**Directions for this task**: Each entry below needs to be reproduced exactly as given.

**Records to process**:
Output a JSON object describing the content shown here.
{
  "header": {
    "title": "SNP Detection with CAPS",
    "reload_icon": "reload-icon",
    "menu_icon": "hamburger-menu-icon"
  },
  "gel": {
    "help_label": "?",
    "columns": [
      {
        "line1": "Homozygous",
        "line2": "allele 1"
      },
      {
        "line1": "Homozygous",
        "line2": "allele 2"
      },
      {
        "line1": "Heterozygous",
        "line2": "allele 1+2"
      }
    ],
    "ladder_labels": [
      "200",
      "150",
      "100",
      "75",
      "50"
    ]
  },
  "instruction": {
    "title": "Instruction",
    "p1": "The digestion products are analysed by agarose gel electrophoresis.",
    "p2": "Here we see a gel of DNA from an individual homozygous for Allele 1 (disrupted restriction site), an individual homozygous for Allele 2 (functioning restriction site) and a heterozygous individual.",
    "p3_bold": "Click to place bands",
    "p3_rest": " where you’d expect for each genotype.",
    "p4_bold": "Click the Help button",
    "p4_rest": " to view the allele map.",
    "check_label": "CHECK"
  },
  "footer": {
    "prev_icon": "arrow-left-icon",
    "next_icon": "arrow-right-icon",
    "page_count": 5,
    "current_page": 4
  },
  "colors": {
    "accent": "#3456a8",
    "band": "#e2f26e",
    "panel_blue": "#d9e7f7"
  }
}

**Answer section**:
Output a JSON object describing the content shown here.
{
  "header": {
    "title": "SNP Detection with CAPS",
    "reload_icon": "reload-icon",
    "menu_icon": "hamburger-menu-icon"
  },
  "gel": {
    "help_label": "?",
    "columns": [
      {
        "line1": "Homozygous",
        "line2": "allele 1"
      },
      {
        "line1": "Homozygous",
        "line2": "allele 2"
      },
      {
        "line1": "Heterozygous",
        "line2": "allele 1+2"
      }
    ],
    "ladder_labels": [
      "200",
      "150",
      "100",
      "75",
      "50"
    ]
  },
  "instruction": {
    "title": "Instruction",
    "p1": "The digestion products are analysed by agarose gel electrophoresis.",
    "p2": "Here we see a gel of DNA from an individual homozygous for Allele 1 (disrupted restriction site), an individual homozygous for Allele 2 (functioning restriction site) and a heterozygous individual.",
    "p3_bold": "Click to place bands",
    "p3_rest": " where you’d expect for each genotype.",
    "p4_bold": "Click the Help button",
    "p4_rest": " to view the allele map.",
    "check_label": "CHECK"
  },
  "footer": {
    "prev_icon": "arrow-left-icon",
    "next_icon": "arrow-right-icon",
    "page_count": 5,
    "current_page": 4
  },
  "colors": {
    "accent": "#3456a8",
    "band": "#e2f26e",
    "panel_blue": "#d9e7f7"
  }
}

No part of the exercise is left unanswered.